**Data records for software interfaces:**
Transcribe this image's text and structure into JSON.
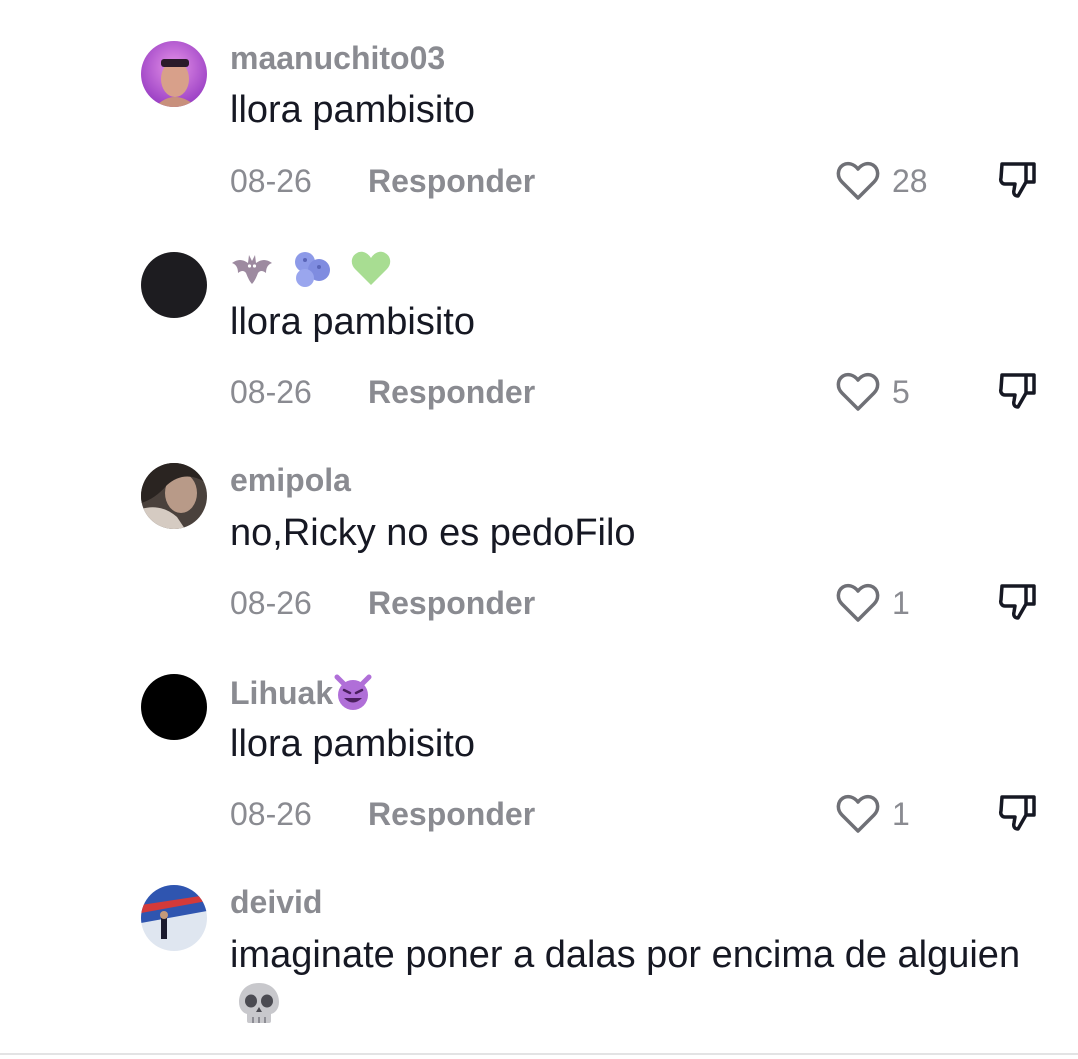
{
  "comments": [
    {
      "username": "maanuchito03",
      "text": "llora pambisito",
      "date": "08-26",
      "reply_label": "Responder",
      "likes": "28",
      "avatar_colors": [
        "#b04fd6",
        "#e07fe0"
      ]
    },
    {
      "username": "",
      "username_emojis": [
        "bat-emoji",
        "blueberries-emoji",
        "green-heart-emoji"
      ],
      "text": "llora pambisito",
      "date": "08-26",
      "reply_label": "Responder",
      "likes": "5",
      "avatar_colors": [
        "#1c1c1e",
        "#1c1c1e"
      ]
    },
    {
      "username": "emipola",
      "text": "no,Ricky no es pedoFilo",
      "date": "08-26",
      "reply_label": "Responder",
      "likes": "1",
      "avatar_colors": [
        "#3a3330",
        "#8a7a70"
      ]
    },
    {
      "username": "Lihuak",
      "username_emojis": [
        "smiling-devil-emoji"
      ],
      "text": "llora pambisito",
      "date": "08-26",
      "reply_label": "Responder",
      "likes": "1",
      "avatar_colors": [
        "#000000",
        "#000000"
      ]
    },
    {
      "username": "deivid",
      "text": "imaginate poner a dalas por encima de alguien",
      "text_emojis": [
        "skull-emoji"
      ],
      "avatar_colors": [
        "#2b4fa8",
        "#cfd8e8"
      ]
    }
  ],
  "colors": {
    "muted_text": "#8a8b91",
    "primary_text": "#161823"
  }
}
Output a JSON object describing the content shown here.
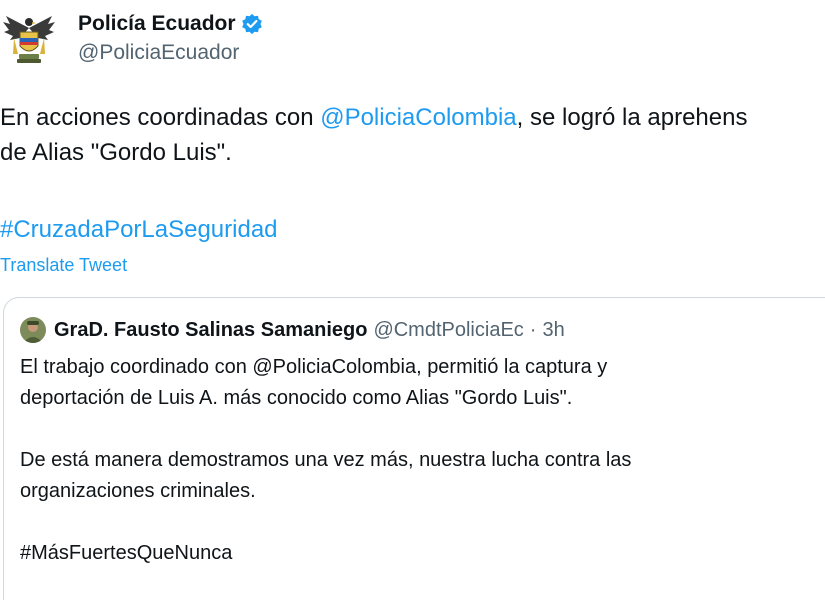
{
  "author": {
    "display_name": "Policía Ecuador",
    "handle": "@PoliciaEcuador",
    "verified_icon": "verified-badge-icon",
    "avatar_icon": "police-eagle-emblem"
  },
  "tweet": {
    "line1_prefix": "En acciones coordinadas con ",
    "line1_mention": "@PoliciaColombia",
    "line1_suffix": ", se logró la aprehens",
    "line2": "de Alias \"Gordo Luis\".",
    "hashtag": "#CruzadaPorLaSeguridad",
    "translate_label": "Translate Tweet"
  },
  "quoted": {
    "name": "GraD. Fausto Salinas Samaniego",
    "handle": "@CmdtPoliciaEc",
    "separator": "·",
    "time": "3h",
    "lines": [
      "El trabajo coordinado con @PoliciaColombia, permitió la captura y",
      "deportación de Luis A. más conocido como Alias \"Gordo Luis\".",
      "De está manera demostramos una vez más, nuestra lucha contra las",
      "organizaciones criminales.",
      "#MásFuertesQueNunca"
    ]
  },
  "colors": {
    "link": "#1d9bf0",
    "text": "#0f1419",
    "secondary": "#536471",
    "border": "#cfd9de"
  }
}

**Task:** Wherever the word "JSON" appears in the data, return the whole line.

**Response below:**
Transcribe this image's text and structure into JSON.
Output a JSON object describing the content shown here.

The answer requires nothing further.